On Sunday, which happened to be Hospital Sunday in the parish, a Memorial Service was held at the Parish Church in the afternoon for Gunner Henry Howkins, of the Royal Garrison Artillery, the eldest son of Mr and Mrs Chas Howkins, who was officially reported as having died in hospital in France on March 30th. The family being members of the Primitive Methodist body, the memorial was really a joint service of the two congregations, and the Rev W Vaughan, of the Primitive Methodist Church, Rugby, attended it and took part by reading the Lesson, the Service used being the one authorised in the Diocese, and the Vicar giving an address. A very large congregation assembled to show their sympathy with and respect for the family, including a numerous deputation from the Village Benefit Club. A substantial addition to the Hospital Fund was collected, in view of its work amongst wounded soldiers.

GRANDBOROUGH.
ROLL OF HONOUR.—Mr & Mrs W Coling have received official notice that their eldest son, Sergt P Coling, has died from wounds received on April 10th. He joined the Army on the outbreak of war, and had participated in much of the fighting, and had had some very narrow escapes. This is the second son Mr & Mrs Coling have lost in the War, and much sympathy is felt for them locally.

REMARKABLE REDUCTION OF VAGRANTS IN WARWICKSHIRE.

At the annual meeting of the Warwickshire County Vagrancy Committee it was reported that during the quarter ended March 31st the number of casual poor relieved in the county was 2,581 men, 604 women, and 6 children, making a total 3,191, as compared with a total of 7,086 for the corresponding quarter of last year. The total number of food tickets issued by the unions during the quarter was 2,256, of which 1,938 were produced to tradesmen.—The Chairman moved the approval of the statistics, saying that they revealed a healthy reduction in the number of admissions.—The annual report, which was approved, recorded a pronounced reduction in vagrancy in the county.

DEATHS.

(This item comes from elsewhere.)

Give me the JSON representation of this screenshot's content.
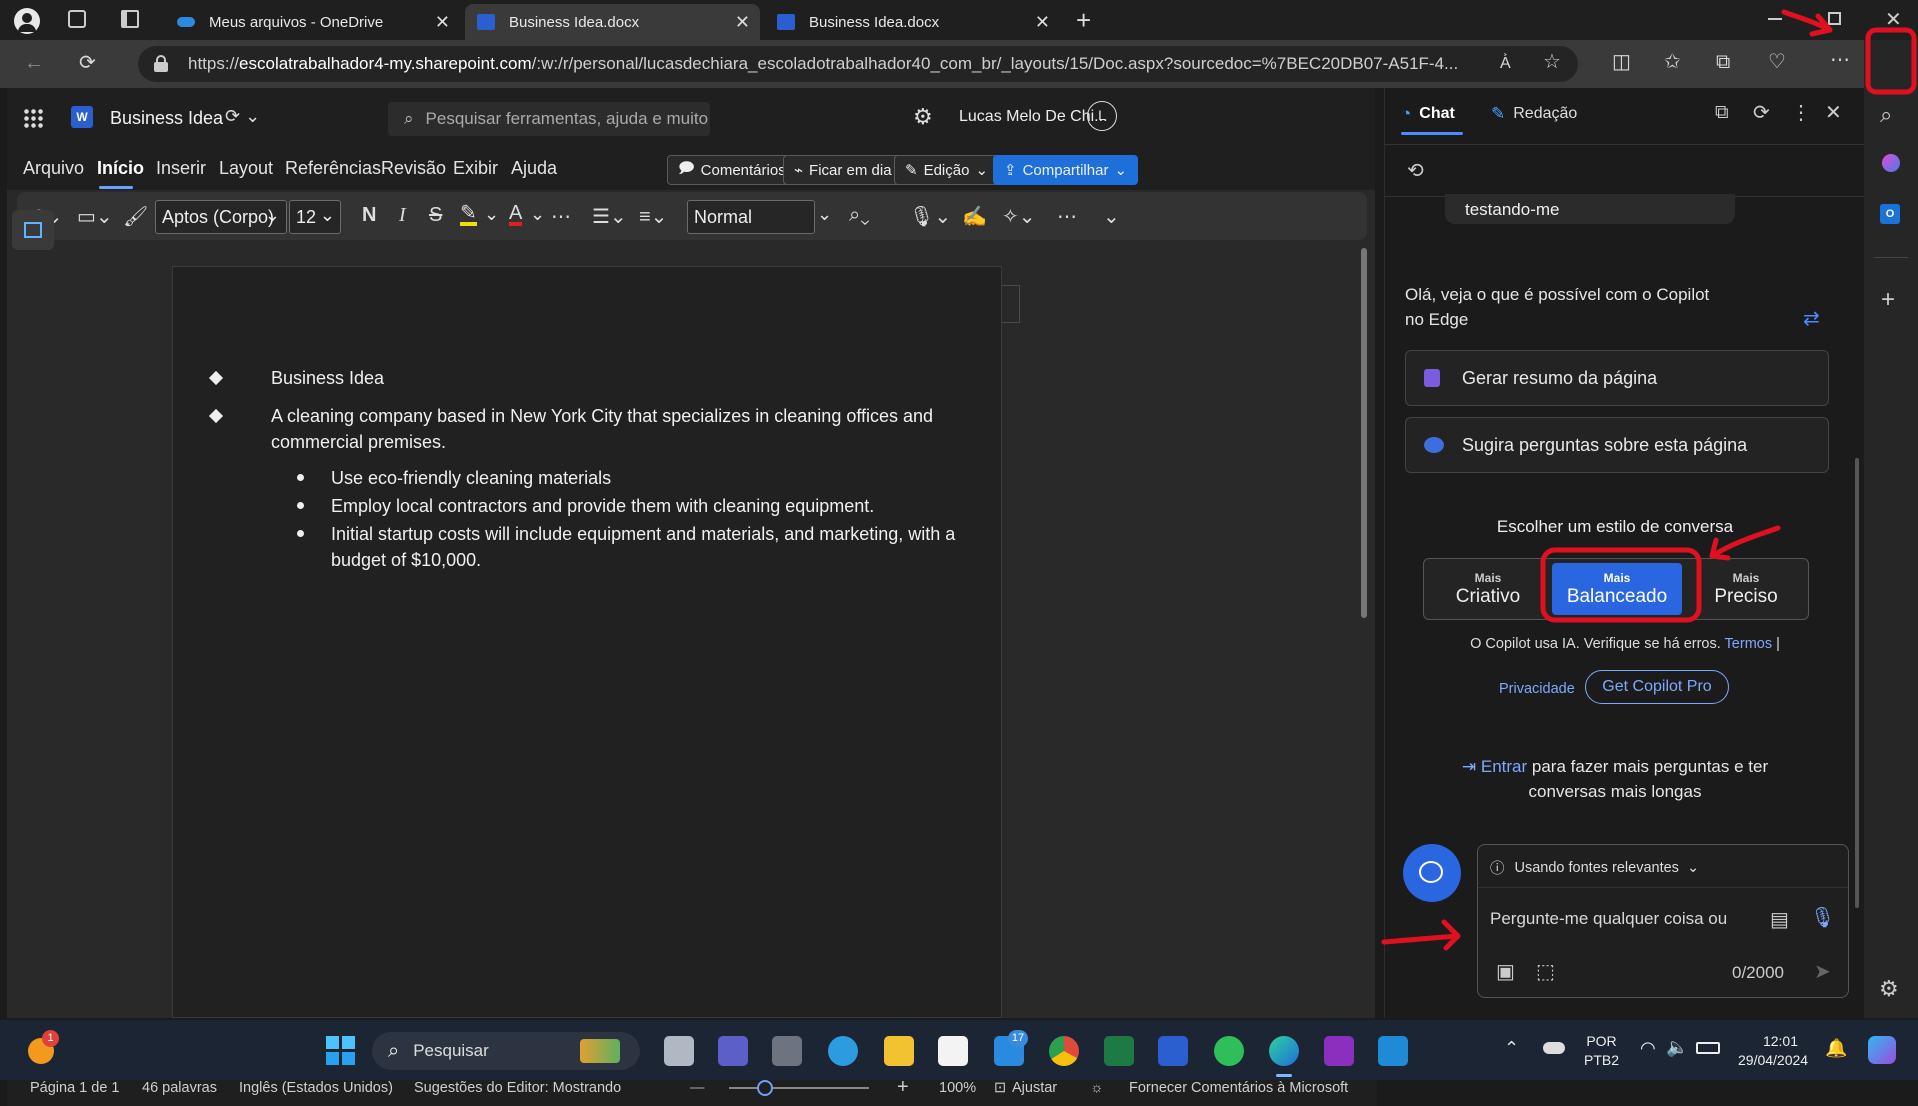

BENFIELD.—Died at 39 Stationary Hospital, Aire, France, from wounds received in action on April 16th, 1918, Pte. BERTRAM GEORGE BENFIELD, of the D.C.L.I., eldest son of Mr. & Mrs. Ernest Benfield, Northend.
“ God takes our loved ones from our homes,
But never from our hearts.”
—Deeply mourned by his Father (in France), Mother, Brothers and Sisters.

CHANT.—In loving memory of my dear husband, who fell in action on March 22, 1918 ; aged 37 years.
“ There is a link death cannot sever ;
Love and remembrance last for ever.”
—From his loving Wife and Baby.

COLING.—In ever-loving memory of Sergt. P. Coling, who died of wounds received in action on April 10th ; aged 24 years. Deeply lamented.

HALL.—In ever-loving memory of SYDNEY GEORGE, only dearly beloved son of Mr. & Mrs. G. Hall, 31 Alexandra Road, Rugby, who killed in action on April 12th ; aged 21 years.

JONES.—E. H. JONES, Second-Lieut., R.F.A., 87th Brigade, killed in action on April 25th ; son of Mr. John Jones, Cosford.

PACKWOOD.—In loving remembrance of WILLIE, the very dearly beloved son of Mr. & Mrs. C. J. Packwood, St. Matthew’s Street, who was killed in action on April 12, 1918.

TABOR.—In loving memory of ALICK JOHN TABOR, aged 19, of the Durham Light Infantry, killed in action on March 25, 1918 ; youngest son of Mr. G. Tabor, of Woolscott.—Deeply mourned by his Father, Mother, Brothers and Sisters.

IN MEMORIAM.

DEMPSEY.—In loving memory of Sergt. P. DEMPSEY, K.O.S.B., who died of wounds in France on April 30th, 1916.

HOPCRAFT.— In loving memory of JOHN ANDREW HOPCRAFT, who was accidentally killed whilst on duty on May 3, 1915.
“ We pictured your safe returning,
And longed to clasp your hand ;
But God postponed that meeting
Till we meet in the Better Land.
Some may think that we forget him
When at times they see us smile ;
But they little know the sorrow
Which is hid behind that smile.”
—From his devoted Wife and Children.

STEBBING—In loving memory of Gunner SYDNEY REGINALD STEBBING, Motor Machine Gun Section, R.F.A., who died of wounds received in action at Zonnebeke on May 4, 1915.—From his sorrowing Father, Mother, Sisters and Brothers.—R.I.P.